Component data from apps and pages:
>>>>>
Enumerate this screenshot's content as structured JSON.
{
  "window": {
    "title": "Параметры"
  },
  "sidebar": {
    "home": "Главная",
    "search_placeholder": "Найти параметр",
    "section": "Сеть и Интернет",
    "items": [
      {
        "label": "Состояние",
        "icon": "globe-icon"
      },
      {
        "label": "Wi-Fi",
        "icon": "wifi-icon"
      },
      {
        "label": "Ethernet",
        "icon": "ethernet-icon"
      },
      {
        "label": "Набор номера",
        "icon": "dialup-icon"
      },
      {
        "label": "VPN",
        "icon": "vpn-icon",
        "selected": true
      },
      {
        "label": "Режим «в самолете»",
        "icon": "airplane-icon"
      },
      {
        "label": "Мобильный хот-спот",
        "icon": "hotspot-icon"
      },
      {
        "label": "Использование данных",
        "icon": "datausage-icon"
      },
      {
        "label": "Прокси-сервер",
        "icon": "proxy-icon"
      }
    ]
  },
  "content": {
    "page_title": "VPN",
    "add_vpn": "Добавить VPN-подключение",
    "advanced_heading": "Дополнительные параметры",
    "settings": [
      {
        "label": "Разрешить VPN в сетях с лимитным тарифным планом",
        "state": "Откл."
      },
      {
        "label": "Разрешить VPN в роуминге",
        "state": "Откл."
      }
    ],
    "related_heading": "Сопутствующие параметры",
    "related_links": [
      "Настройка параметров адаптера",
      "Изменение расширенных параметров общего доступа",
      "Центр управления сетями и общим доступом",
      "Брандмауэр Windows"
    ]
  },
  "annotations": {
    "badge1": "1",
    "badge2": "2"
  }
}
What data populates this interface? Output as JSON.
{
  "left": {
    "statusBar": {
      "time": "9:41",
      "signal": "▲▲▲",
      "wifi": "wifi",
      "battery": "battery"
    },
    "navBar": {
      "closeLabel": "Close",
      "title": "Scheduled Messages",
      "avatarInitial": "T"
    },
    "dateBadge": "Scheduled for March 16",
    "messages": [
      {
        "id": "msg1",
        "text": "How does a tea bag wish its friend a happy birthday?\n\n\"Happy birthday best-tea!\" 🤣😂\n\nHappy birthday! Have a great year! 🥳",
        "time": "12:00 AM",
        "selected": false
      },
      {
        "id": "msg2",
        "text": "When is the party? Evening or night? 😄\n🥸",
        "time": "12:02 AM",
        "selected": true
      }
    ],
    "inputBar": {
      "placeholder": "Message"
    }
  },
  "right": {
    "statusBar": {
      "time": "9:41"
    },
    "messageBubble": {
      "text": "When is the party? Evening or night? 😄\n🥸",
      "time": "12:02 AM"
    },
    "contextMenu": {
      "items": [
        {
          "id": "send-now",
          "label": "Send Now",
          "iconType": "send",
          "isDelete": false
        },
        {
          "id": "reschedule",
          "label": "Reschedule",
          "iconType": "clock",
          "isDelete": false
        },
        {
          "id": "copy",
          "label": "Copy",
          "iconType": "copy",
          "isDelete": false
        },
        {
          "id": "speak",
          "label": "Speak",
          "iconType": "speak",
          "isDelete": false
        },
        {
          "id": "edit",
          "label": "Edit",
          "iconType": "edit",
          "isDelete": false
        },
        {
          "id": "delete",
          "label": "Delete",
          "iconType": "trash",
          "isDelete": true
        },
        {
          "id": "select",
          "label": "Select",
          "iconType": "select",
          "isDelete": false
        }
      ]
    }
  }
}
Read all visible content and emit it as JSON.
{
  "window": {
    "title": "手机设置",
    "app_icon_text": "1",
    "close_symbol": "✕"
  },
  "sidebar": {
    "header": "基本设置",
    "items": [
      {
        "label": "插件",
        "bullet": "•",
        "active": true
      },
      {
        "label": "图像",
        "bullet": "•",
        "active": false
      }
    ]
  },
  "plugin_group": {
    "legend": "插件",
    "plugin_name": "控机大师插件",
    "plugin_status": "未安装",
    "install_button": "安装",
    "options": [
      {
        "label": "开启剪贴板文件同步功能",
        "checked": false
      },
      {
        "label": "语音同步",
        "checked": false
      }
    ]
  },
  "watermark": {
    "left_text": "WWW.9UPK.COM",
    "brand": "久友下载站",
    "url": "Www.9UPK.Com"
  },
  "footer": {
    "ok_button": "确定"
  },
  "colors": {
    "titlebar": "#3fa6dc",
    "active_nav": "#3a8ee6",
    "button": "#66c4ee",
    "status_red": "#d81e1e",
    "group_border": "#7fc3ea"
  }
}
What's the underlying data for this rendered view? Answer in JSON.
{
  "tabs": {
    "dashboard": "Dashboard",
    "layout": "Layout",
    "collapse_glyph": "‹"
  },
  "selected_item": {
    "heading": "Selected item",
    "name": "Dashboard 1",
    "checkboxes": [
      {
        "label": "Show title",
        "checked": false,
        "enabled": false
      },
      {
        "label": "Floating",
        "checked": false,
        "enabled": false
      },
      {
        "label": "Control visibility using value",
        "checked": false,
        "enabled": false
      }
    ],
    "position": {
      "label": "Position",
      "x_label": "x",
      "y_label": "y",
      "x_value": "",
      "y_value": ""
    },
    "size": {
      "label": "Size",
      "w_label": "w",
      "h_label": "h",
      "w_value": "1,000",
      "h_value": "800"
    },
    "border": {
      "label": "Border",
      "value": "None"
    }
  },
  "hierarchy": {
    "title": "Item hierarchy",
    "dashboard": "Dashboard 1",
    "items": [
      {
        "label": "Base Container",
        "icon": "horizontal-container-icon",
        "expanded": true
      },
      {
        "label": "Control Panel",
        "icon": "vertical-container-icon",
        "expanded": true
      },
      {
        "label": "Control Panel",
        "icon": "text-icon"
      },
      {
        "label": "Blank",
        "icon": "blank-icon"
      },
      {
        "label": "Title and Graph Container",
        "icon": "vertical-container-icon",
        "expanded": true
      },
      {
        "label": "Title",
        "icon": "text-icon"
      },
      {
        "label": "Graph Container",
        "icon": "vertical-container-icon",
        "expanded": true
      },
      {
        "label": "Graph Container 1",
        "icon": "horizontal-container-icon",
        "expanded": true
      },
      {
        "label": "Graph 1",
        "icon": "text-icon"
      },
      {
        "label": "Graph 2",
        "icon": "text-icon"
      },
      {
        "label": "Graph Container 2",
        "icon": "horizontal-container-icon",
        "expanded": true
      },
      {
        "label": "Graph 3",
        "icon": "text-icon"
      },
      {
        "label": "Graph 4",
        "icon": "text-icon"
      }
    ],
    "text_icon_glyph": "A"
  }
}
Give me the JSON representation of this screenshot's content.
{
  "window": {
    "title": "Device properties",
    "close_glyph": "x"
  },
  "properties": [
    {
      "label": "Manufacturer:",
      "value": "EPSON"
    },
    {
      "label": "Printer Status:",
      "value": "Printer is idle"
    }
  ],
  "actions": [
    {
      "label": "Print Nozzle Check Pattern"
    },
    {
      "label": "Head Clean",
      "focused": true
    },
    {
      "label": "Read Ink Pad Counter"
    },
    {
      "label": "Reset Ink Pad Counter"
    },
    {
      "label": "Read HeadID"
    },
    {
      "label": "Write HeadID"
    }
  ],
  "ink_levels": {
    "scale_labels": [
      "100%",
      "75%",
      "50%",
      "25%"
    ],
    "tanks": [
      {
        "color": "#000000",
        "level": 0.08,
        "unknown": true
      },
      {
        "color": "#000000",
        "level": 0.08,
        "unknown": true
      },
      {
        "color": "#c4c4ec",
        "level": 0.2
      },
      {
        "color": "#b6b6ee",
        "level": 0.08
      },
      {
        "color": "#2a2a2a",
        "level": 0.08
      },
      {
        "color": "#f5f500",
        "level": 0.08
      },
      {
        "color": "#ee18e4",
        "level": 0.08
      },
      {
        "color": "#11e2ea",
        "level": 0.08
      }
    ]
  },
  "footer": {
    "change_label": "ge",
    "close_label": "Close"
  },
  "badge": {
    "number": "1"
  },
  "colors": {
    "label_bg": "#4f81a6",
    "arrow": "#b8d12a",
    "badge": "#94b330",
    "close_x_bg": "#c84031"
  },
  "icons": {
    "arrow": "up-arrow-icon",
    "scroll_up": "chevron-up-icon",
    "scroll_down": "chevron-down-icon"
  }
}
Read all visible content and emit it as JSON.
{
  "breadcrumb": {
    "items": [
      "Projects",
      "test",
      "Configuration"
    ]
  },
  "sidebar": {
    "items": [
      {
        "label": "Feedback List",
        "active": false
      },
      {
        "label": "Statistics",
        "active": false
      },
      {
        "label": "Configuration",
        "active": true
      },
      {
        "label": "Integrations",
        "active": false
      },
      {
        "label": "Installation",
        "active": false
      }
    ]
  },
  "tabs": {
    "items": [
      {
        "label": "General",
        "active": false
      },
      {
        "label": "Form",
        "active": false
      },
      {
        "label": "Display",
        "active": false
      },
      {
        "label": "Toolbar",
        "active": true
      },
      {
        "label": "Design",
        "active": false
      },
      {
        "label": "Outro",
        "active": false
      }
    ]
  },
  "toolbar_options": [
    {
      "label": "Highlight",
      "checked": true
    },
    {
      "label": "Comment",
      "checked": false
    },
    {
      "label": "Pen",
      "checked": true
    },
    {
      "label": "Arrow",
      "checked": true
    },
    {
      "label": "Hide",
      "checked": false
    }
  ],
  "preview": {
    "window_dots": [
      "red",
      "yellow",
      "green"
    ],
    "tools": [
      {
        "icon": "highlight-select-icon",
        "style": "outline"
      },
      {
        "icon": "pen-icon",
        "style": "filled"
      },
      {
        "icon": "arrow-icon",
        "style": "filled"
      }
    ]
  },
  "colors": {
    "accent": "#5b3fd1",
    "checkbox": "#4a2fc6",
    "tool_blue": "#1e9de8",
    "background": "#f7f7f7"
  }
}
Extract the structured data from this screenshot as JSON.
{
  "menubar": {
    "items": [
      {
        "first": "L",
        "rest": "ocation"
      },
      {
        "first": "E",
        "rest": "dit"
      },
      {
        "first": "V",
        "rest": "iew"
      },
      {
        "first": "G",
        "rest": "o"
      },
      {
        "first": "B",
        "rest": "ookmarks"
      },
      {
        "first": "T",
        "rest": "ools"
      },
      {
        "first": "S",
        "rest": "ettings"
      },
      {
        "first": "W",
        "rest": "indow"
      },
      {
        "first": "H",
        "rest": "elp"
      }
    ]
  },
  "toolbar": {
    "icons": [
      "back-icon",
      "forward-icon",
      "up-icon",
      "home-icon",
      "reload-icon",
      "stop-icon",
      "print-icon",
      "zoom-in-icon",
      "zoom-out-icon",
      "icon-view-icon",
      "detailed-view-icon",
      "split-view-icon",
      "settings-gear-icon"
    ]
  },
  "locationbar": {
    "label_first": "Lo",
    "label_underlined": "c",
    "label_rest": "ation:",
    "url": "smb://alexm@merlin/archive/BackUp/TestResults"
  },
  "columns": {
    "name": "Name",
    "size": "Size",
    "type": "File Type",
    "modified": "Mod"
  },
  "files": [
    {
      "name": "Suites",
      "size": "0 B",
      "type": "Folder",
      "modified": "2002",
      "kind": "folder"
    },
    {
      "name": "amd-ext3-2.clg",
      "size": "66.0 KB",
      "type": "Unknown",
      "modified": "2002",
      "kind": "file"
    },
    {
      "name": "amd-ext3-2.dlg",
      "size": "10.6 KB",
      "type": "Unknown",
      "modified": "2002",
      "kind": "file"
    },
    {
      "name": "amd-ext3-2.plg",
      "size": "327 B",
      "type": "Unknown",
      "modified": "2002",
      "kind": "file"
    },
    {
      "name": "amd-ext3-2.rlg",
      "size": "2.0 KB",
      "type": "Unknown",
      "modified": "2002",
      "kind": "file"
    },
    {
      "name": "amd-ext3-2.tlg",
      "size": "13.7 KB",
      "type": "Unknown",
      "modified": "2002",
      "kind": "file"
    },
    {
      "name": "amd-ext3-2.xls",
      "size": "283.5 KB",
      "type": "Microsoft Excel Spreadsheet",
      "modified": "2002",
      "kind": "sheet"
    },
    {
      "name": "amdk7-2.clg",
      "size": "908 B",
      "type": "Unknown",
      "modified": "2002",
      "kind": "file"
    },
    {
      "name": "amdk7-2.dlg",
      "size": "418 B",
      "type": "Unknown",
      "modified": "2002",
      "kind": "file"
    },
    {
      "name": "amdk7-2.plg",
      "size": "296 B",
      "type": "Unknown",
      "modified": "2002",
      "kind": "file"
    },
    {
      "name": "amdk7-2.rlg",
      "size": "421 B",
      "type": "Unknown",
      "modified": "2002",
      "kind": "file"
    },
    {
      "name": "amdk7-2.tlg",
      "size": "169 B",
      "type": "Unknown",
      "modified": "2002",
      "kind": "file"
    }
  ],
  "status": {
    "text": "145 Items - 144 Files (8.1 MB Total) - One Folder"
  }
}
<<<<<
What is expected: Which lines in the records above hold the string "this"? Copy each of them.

Output below:
Enumerate this screenshot's content as structured JSON.
What data populates this interface? Output as JSON.
What's the underlying data for this rendered view? Answer in JSON.
Give me the JSON representation of this screenshot's content.
Extract the structured data from this screenshot as JSON.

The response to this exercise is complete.